  • While you may be successful at removing gluten, some people start reaching for way too many “gluten free” foods, which they wrongly assume must be healthy because they don’t contain gluten. A cookie is a cookie, folks. A pizza is a pizza. GF does NOT mean healthy!

What should you do about the Gluten in your life?

It has been estimated that 30% of people are sensitive to gluten and 1 in 100 people suffer from full-blown Celiac Disease and those numbers are rising.

The single best way to determine if you are gluten intolerant or if gluten is having a negative effect on your body is to remove it from your diet for at least 30 days (90 days for best results), then reintroduce it.

Christa Orecchio, renown clinical nutritionist says “Avoid gluten like the plague.
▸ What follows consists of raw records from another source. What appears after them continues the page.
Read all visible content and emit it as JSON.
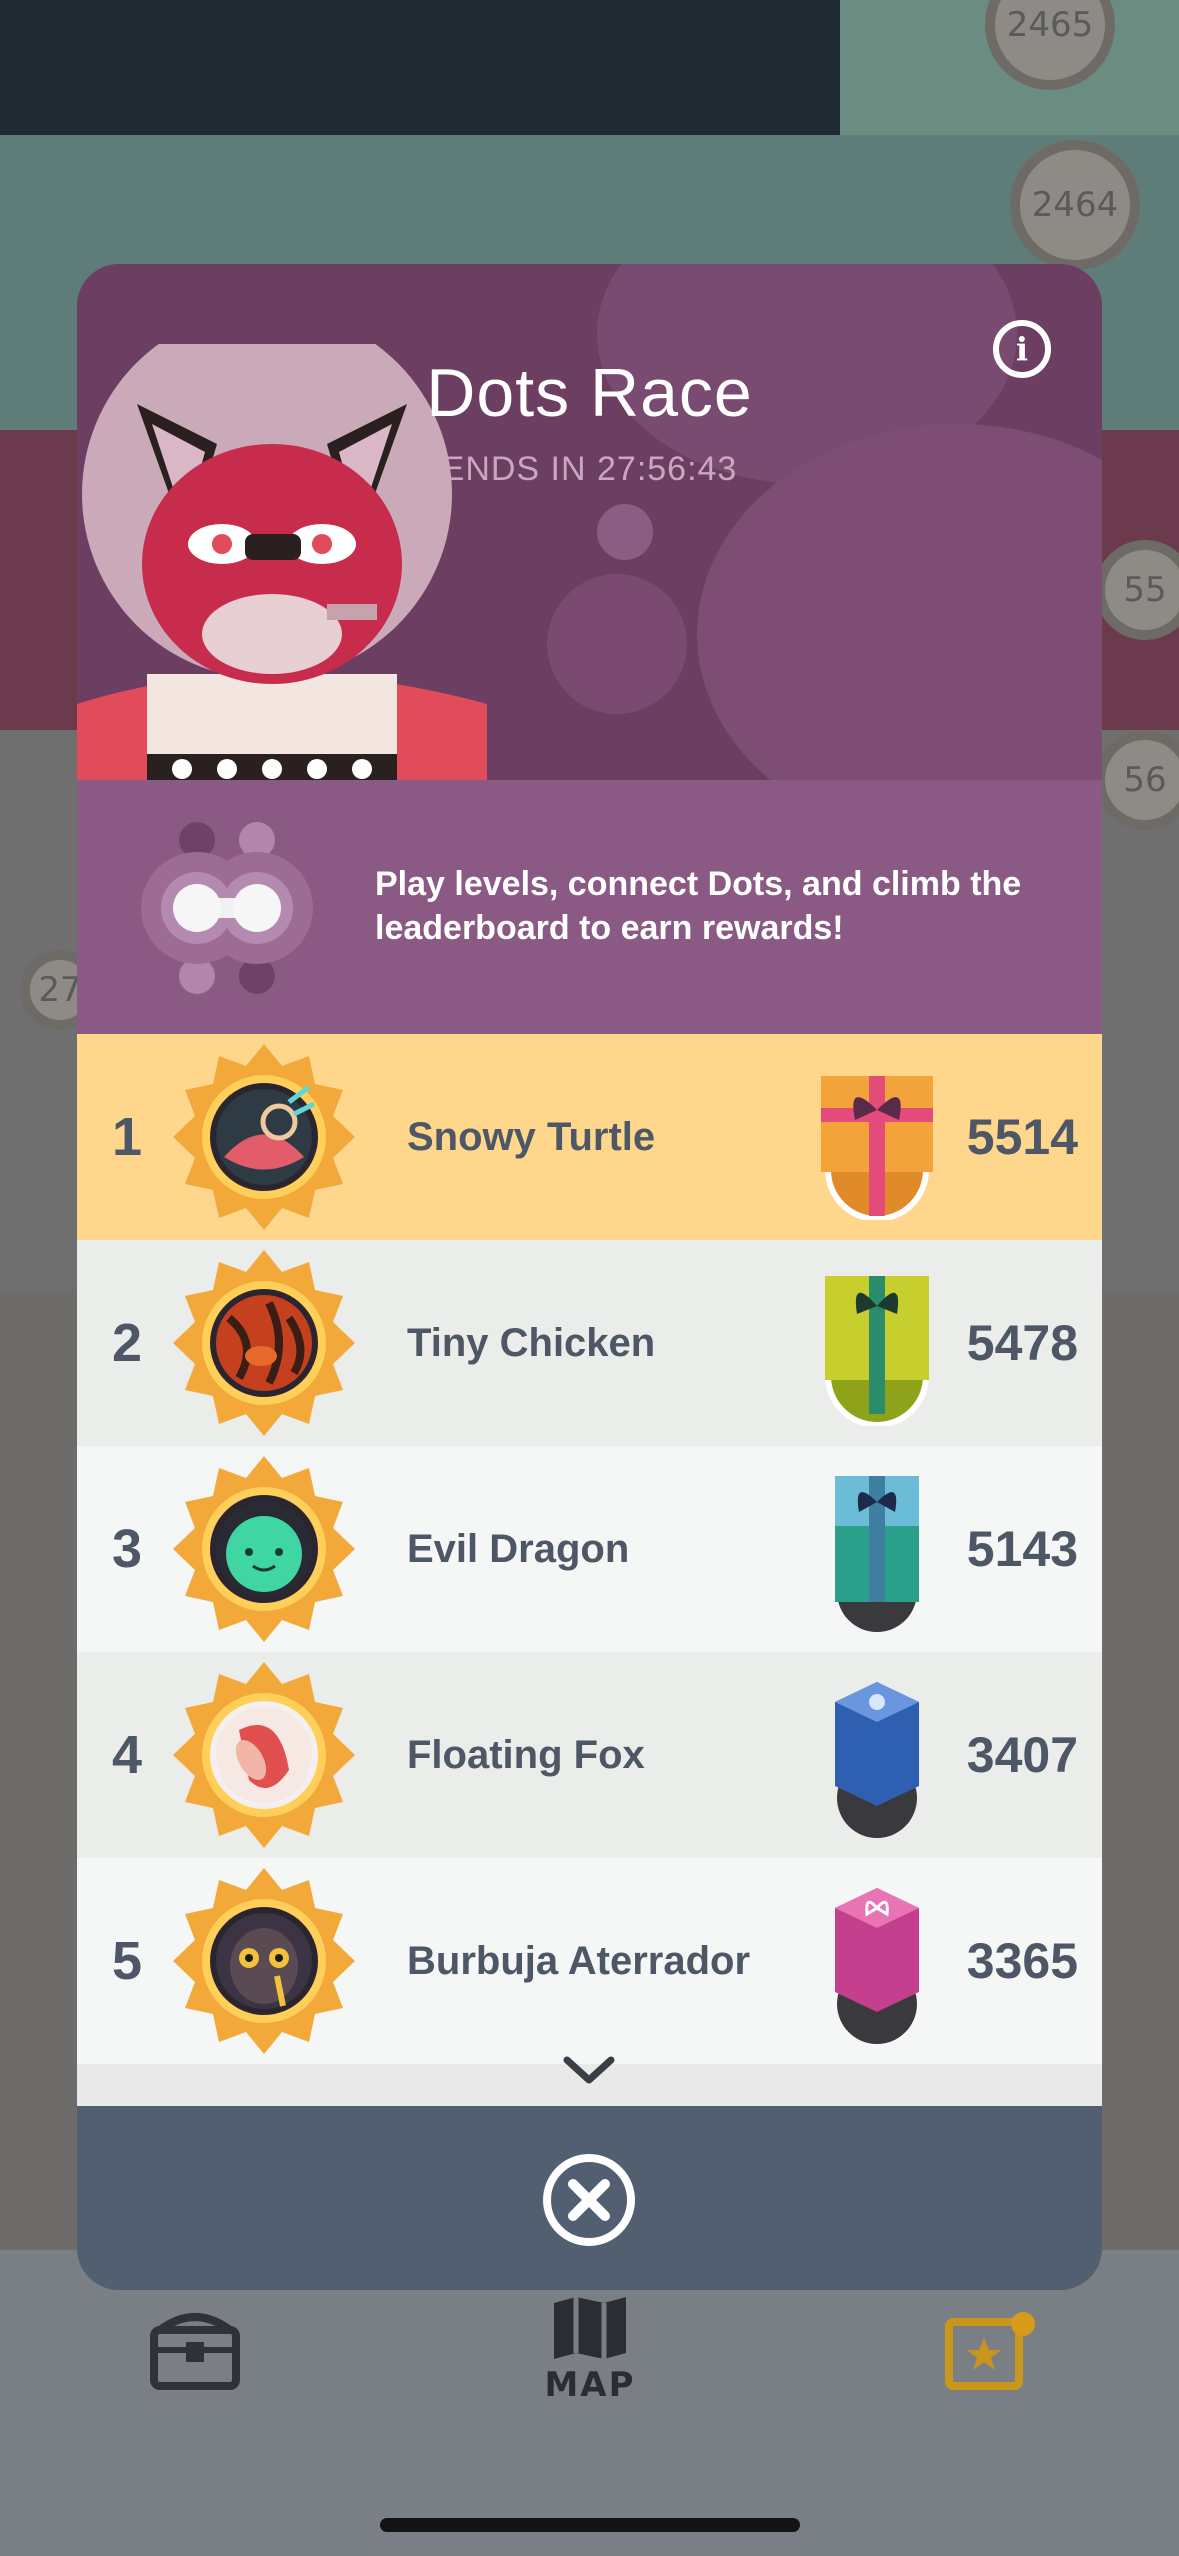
{
  "background": {
    "map_nodes": [
      "2465",
      "2464",
      "55",
      "56",
      "27"
    ]
  },
  "tabbar": {
    "map_label": "MAP"
  },
  "modal": {
    "title": "Dots Race",
    "ends_label": "ENDS IN 27:56:43",
    "info_glyph": "i",
    "description": "Play levels, connect Dots, and climb the leaderboard to earn rewards!",
    "colors": {
      "hero": "#6b3e62",
      "description_band": "#8a5a84",
      "first_place_row": "#ffd78c",
      "alt_row": "#eaede9",
      "plain_row": "#f5f6f6",
      "footer": "#515f70"
    }
  },
  "leaderboard": {
    "rows": [
      {
        "rank": "1",
        "name": "Snowy Turtle",
        "score": "5514",
        "reward_icon": "orange-gift-box-icon"
      },
      {
        "rank": "2",
        "name": "Tiny Chicken",
        "score": "5478",
        "reward_icon": "yellow-gift-box-icon"
      },
      {
        "rank": "3",
        "name": "Evil Dragon",
        "score": "5143",
        "reward_icon": "teal-gift-box-icon"
      },
      {
        "rank": "4",
        "name": "Floating Fox",
        "score": "3407",
        "reward_icon": "blue-hexagon-box-icon"
      },
      {
        "rank": "5",
        "name": "Burbuja Aterrador",
        "score": "3365",
        "reward_icon": "pink-hexagon-box-icon"
      }
    ]
  }
}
Gluten is overly acid, genetically-modified, overproduced, and, more often than not, devoid of nutrients (especially in the U.S.). In the U.S., our wheat contains three times the amount of gluten than the wheat in Europe or South America. It is overly acidic and causes immune antibody production in those with elevated TPO (Thyroid antibodies )levels. There are so many other options today.”

There are millions of Americans each day that are reaping the benefits of going gluten free. For some, going gluten free means curing themselves of an incurable disease or managing an underlying autoimmune disease such as Multiple Sclerosis (MS), arthritis or Graves disease. People consume gluten all around us, but it’s not necessary or healthful. It’s simple, when you remove the thing that is causing your gut to become inflamed and your immune system has a chance to settle down and regain its strength, your body will thank you. You’ll begin to return to health – your natural state – once again.
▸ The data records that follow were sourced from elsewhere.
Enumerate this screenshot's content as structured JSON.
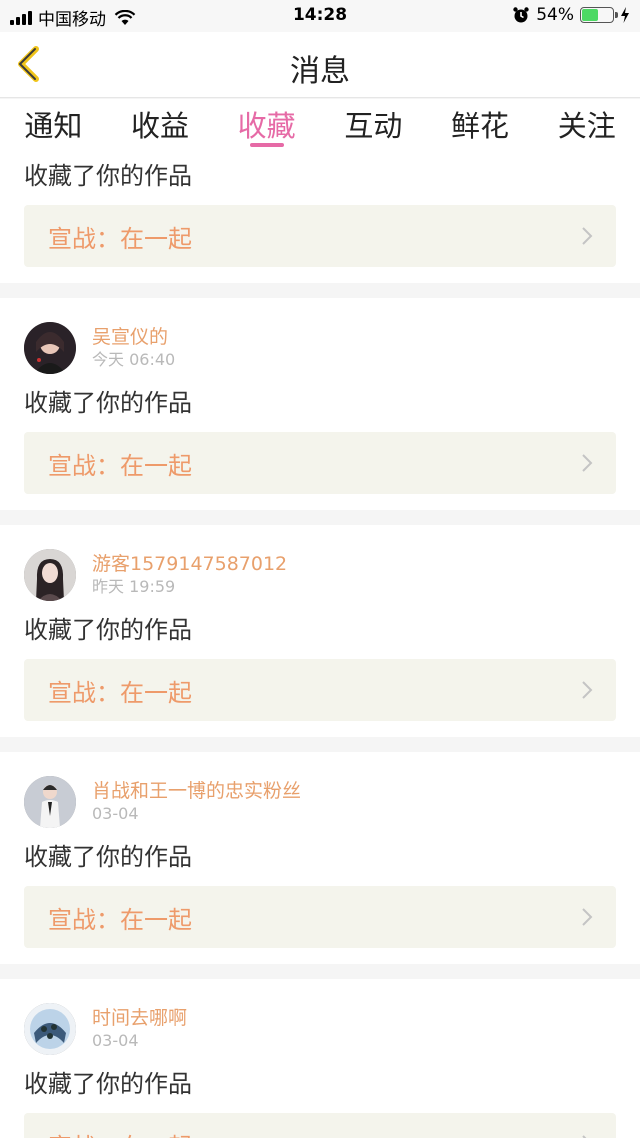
{
  "status_bar": {
    "carrier": "中国移动",
    "time": "14:28",
    "battery": "54%",
    "battery_level": 0.54
  },
  "navbar": {
    "title": "消息",
    "back_icon": "chevron-left-icon"
  },
  "tabs": [
    {
      "label": "通知",
      "active": false
    },
    {
      "label": "收益",
      "active": false
    },
    {
      "label": "收藏",
      "active": true
    },
    {
      "label": "互动",
      "active": false
    },
    {
      "label": "鲜花",
      "active": false
    },
    {
      "label": "关注",
      "active": false
    }
  ],
  "feed": {
    "first_partial": {
      "action": "收藏了你的作品",
      "work": "宣战：在一起"
    },
    "items": [
      {
        "name": "吴宣仪的",
        "time": "今天 06:40",
        "action": "收藏了你的作品",
        "work": "宣战：在一起"
      },
      {
        "name": "游客1579147587012",
        "time": "昨天 19:59",
        "action": "收藏了你的作品",
        "work": "宣战：在一起"
      },
      {
        "name": "肖战和王一博的忠实粉丝",
        "time": "03-04",
        "action": "收藏了你的作品",
        "work": "宣战：在一起"
      },
      {
        "name": "时间去哪啊",
        "time": "03-04",
        "action": "收藏了你的作品",
        "work": "宣战：在一起"
      }
    ]
  },
  "colors": {
    "accent_pink": "#e66aa6",
    "name_orange": "#e8a06c",
    "work_orange": "#ee9a6a",
    "work_box_bg": "#f4f4ec",
    "back_yellow": "#f0c419"
  }
}
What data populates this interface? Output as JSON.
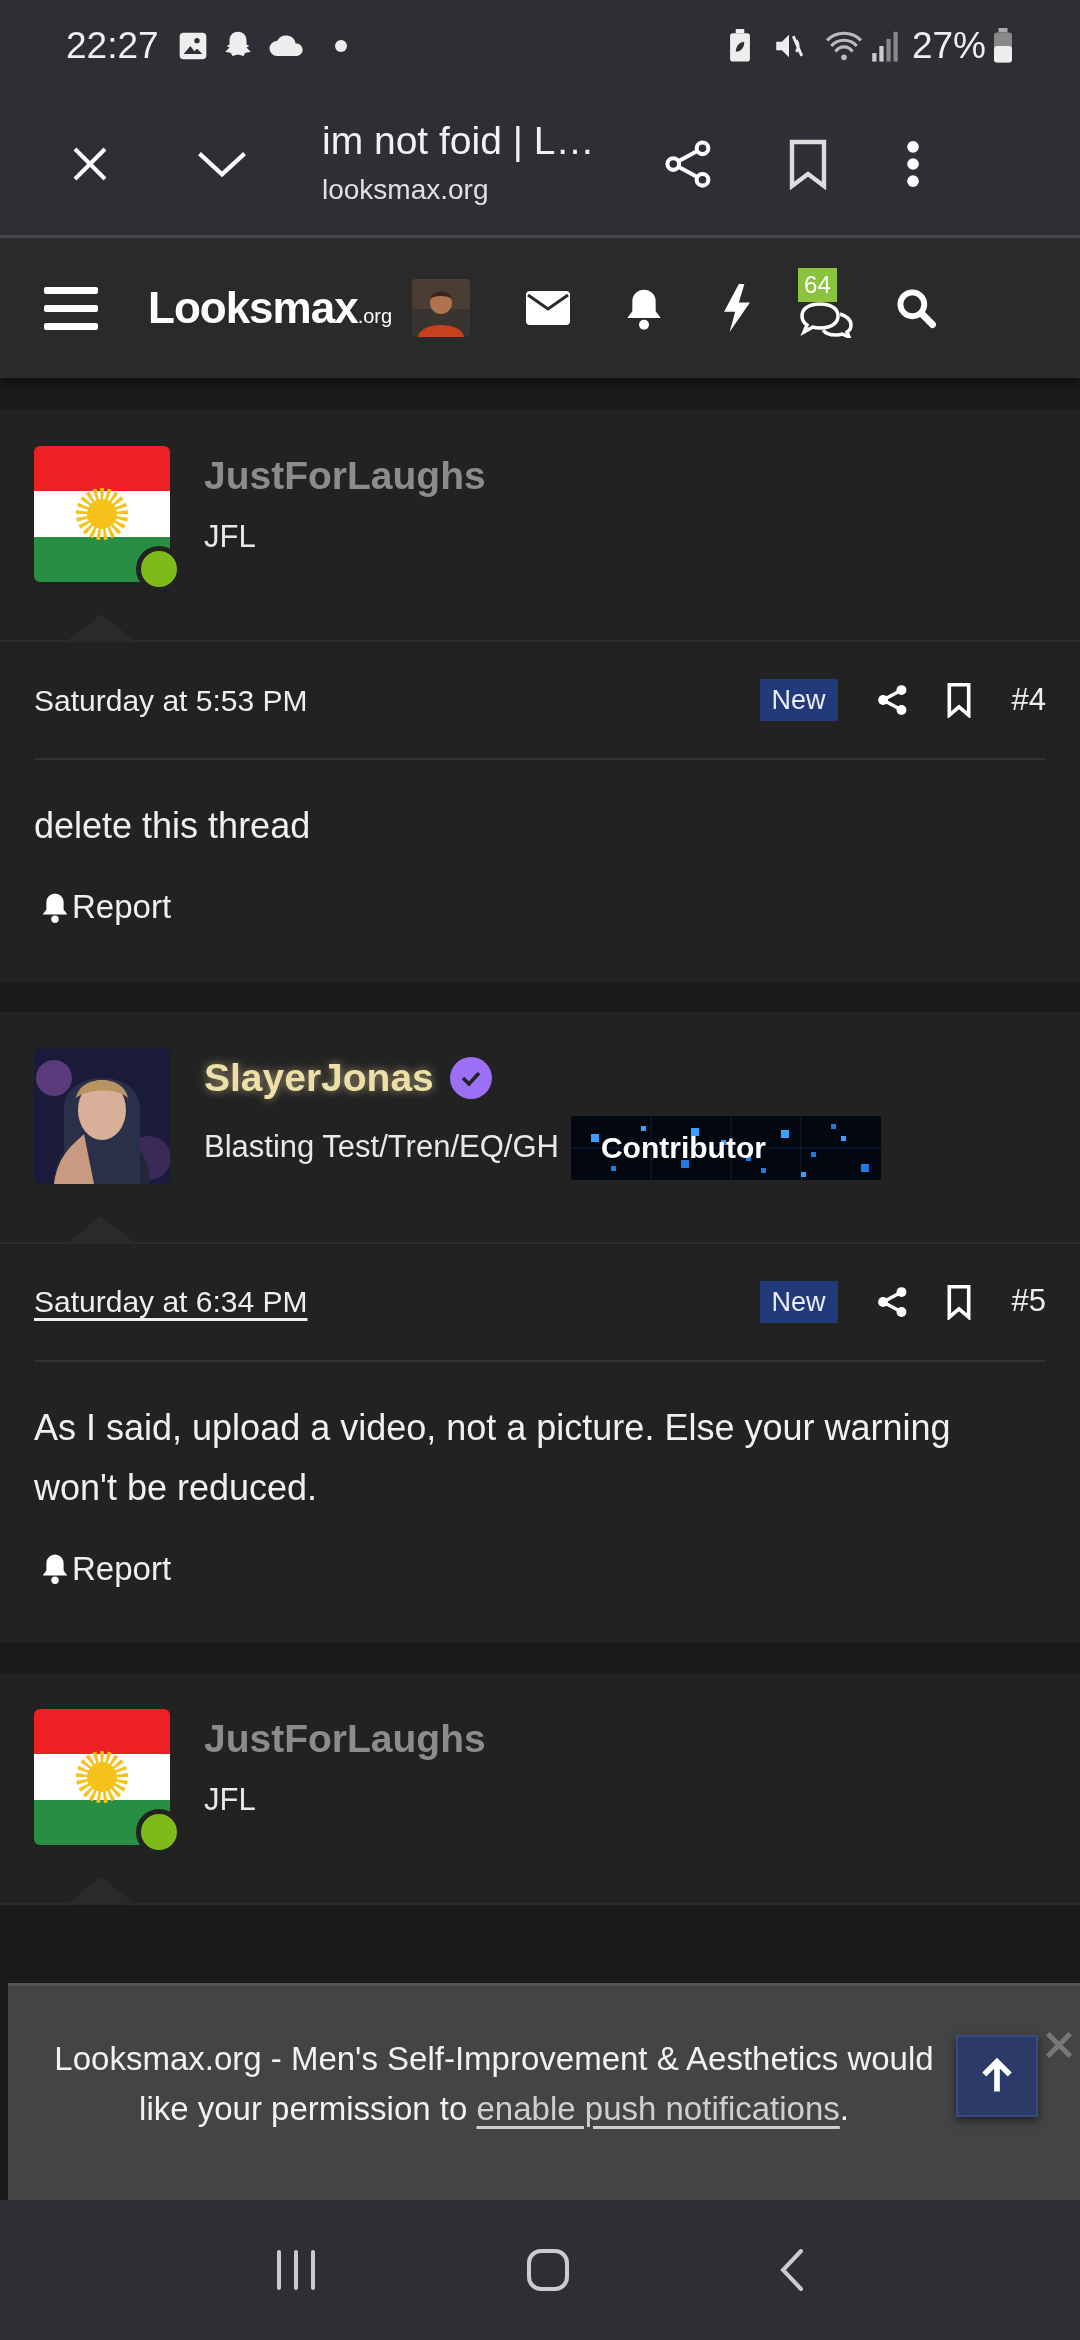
{
  "status_bar": {
    "time": "22:27",
    "battery": "27%"
  },
  "browser_bar": {
    "title": "im not foid | L…",
    "url": "looksmax.org"
  },
  "site_nav": {
    "logo": "Looksmax",
    "logo_suffix": ".org",
    "chat_badge": "64"
  },
  "posts": [
    {
      "author": "JustForLaughs",
      "color": "#8c8c8c",
      "verified": false,
      "avatar": {
        "kind": "flag",
        "online": true
      },
      "title": "JFL",
      "date": "Saturday at 5:53 PM",
      "date_underlined": false,
      "badge": "New",
      "number": "#4",
      "body": "delete this thread",
      "report": "Report"
    },
    {
      "author": "SlayerJonas",
      "color": "#eedfa8",
      "verified": true,
      "title": "Blasting Test/Tren/EQ/GH",
      "banner": "Contributor",
      "date": "Saturday at 6:34 PM",
      "date_underlined": true,
      "badge": "New",
      "number": "#5",
      "body": "As I said, upload a video, not a picture. Else your warning won't be reduced.",
      "report": "Report"
    },
    {
      "author": "JustForLaughs",
      "color": "#8c8c8c",
      "verified": false,
      "avatar": {
        "kind": "flag",
        "online": true
      },
      "title": "JFL"
    }
  ],
  "notification": {
    "text": "Looksmax.org - Men's Self-Improvement & Aesthetics would like your permission to ",
    "link": "enable push notifications",
    "end": "."
  }
}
Gluten Conclusion

If you still think that gluten free is just a fad, here is my advice to you. Set your emotions and gluten free frustrations aside and listen to this.

Please don’t let social media tell you if you’re gluten intolerant- let your body tell you.

Most people who adopt a gluten free lifestyle eat a clean diet. Avoiding gluten can lead to eating far less simple carbohydrates as well as processed sugars. Regardless,whether or not you are allergic or intolerant to gluten, the fact is that gluten is inflammatory. And inflammation is the gateway to disease.

Trust me, I’ve read the studies and consulted with the experts. Gluten can make people very ill – that’s been proven. More important, I have witnessed many of my clients, friends and family members as they reap the health benefits of ditching gluten. Unfortunately, for all you gluten free pessimists out there, the debate has been indisputably settled by multiple scientists and experts – and re-confirmed by millions and millions of individuals whose entire lives have been changed by adopting a GF lifestyle.

So, is there something to this whole GF thing? Um, yes, ma’am. Yes, sir. Definitely. I’ve lived it.

And…who are you to say otherwise until you have really given it a try?

What do you have to lose? Weight, headaches, body aches, low energy, bloating, or inflammation?

Lighten your load. The proof is in the pudding. Gluten free pudding, that is! 🙂

Sources of Gluten.

http://celiac.org/live-gluten-free/glutenfreediet/sources-of-gluten/